Furthermore, the many useless and patronising articles by some ST reporters put us off completely.
You will know who they are by just going through the articles.

Do you notice that some of these journalists are just practising their English language prowess just like students who work on the General Papers; and getting their fat pay in the process.

For what ? To waste our time reading them ?

Complete waste of time !!!!!



Do you notice that some of these reporters are ONLY good at 'talking' AFTER the fact (eg AFTER certain govt policies are implemented).

VERY RARELY do they give ALTERNATIVE views for the country's (not necessarily the govt's) benefit.

If that is the case, they are of NO use to the country.

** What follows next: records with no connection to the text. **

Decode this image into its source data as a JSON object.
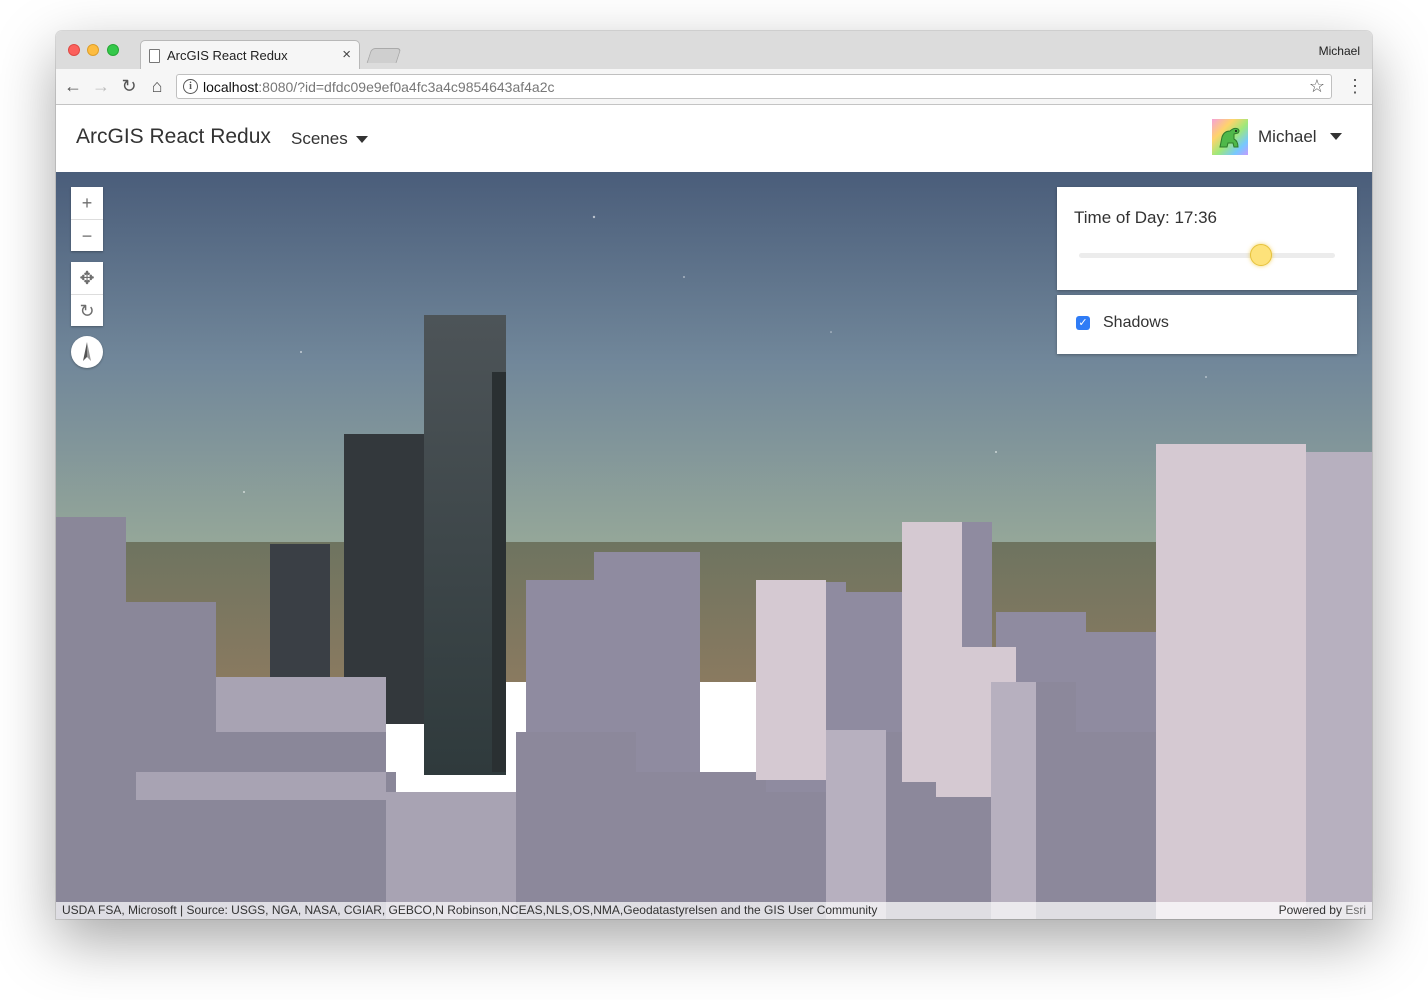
{
  "browser": {
    "tab_title": "ArcGIS React Redux",
    "profile_name": "Michael",
    "url_host": "localhost",
    "url_rest": ":8080/?id=dfdc09e9ef0a4fc3a4c9854643af4a2c"
  },
  "app": {
    "brand": "ArcGIS React Redux",
    "scenes_label": "Scenes",
    "user_name": "Michael"
  },
  "map": {
    "time_label": "Time of Day: 17:36",
    "time_of_day_fraction": 0.71,
    "shadows_label": "Shadows",
    "shadows_checked": true,
    "attribution": "USDA FSA, Microsoft | Source: USGS, NGA, NASA, CGIAR, GEBCO,N Robinson,NCEAS,NLS,OS,NMA,Geodatastyrelsen and the GIS User Community",
    "powered_by": "Powered by",
    "esri_link": "Esri"
  },
  "icons": {
    "back": "arrow-left-icon",
    "forward": "arrow-right-icon",
    "reload": "reload-icon",
    "home": "home-icon",
    "info": "info-icon",
    "star": "star-icon",
    "menu": "kebab-menu-icon",
    "zoom_in": "plus-icon",
    "zoom_out": "minus-icon",
    "pan": "pan-icon",
    "rotate": "rotate-icon",
    "compass": "compass-icon"
  },
  "colors": {
    "checkbox_accent": "#2f7cf6",
    "slider_thumb": "#fde27a",
    "sky_top": "#4a5d7a",
    "sky_horizon": "#95a799",
    "buildings": "#8e8a9e"
  }
}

eg, EM3 Streaming (now with the welcome change by the Education Ministry, the 'scribes' (reporters)are singing a different tune), Bus-Fare hikes, High Medical Costs; Sportsmen not allowed to continue training during NS days (they need not skip completely NS trg just like it was in the 70s and 80s with SAFSA); the problems of the Aged,the Handicapped, the mentally challenged and their needs; the problems faced by pensioners; the suicide rates; the high depression rate of students; the limitations of MediShield and why other Insurance schemes are more popular; the overdependence of Means Test used by the hospitals and its overwhelming paperwork; the rising income gap; the monopoly of the Telecom companies with no real competition; the high costs of Telecoms calls compared to China and India; the $10 Million EZ-link UNclaimed PUBLIC money that could have been channelled to Charitable causes ?; the 'half-hearted'/inadequate measures to encourage green cars with insufficient rebates - that will otherwise also HELP reduce our oil import bills and reduce our dependency on oil; part of the maid levy to be used as insurance, relief fund, etc,.... for the maids or in the event of accidents, tragedies befalling them; handicapped accessibility to bldgs and for transport/MRT (BELATEDLY retrofitted over the years at millions of dollars in cost - that could have been saved if these were included at the construction/design stage)......
are all issues FIRST brought up by the citizens in one form or another over the years.

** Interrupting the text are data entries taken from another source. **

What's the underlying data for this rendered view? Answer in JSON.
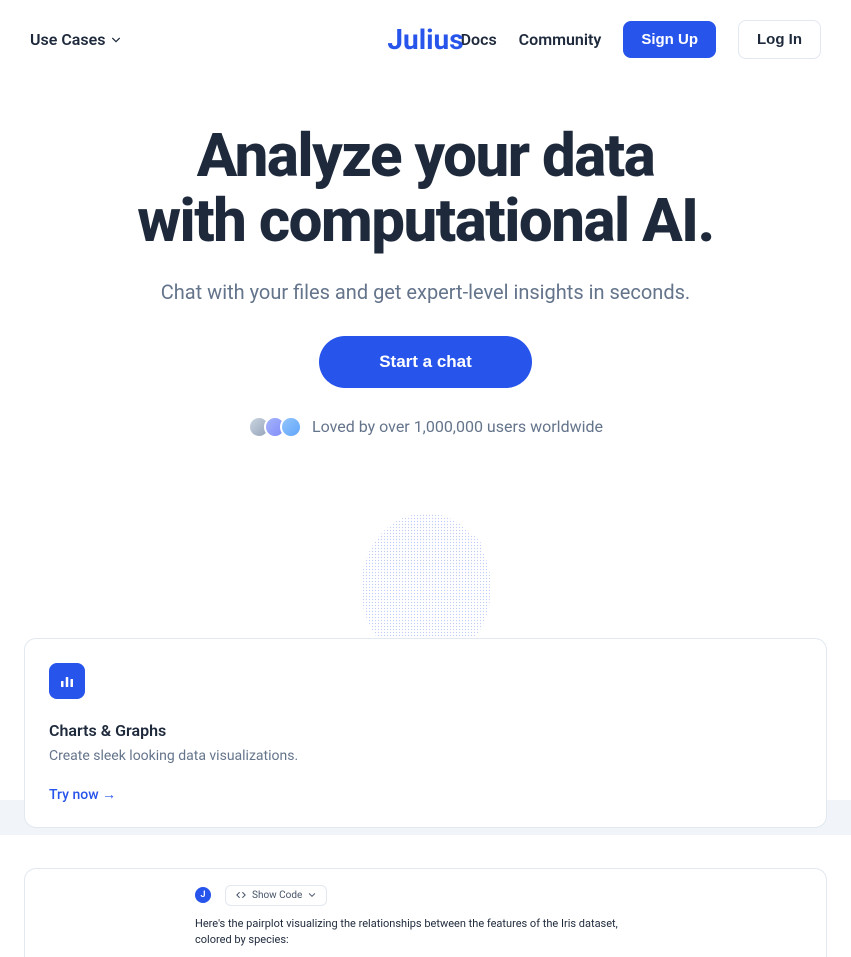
{
  "header": {
    "use_cases_label": "Use Cases",
    "logo_text": "Julius",
    "nav": {
      "docs": "Docs",
      "community": "Community"
    },
    "signup_label": "Sign Up",
    "login_label": "Log In"
  },
  "hero": {
    "title_line1": "Analyze your data",
    "title_line2": "with computational AI.",
    "subtitle": "Chat with your files and get expert-level insights in seconds.",
    "cta_label": "Start a chat",
    "social_proof": "Loved by over 1,000,000 users worldwide"
  },
  "card": {
    "title": "Charts & Graphs",
    "description": "Create sleek looking data visualizations.",
    "link_label": "Try now →"
  },
  "preview": {
    "avatar_letter": "J",
    "show_code_label": "Show Code",
    "message": "Here's the pairplot visualizing the relationships between the features of the Iris dataset, colored by species:"
  }
}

Yet, do you find or remember any of these reporters taking the initiative to discuss these BEFORE the above (as examples) policies are reversed and changed for the better of the country ?

They ONLY write with gusto AFTER the policies/changes are implemented; and then they all appear to INSULT the intelligence of the readers (citizens) by their writings, as if the people were all in darkness of ignorance till the light is shone by these reporters or by the politicians. (who rehashed previous feedback from the public to appear as their own ideas).

I am happier with just TODAY and reading world news from the Internet.

The INTERNET IS NOW THE MAINSTREAM SOURCE OF NEWS, not our newspapers --- at least for many people these days.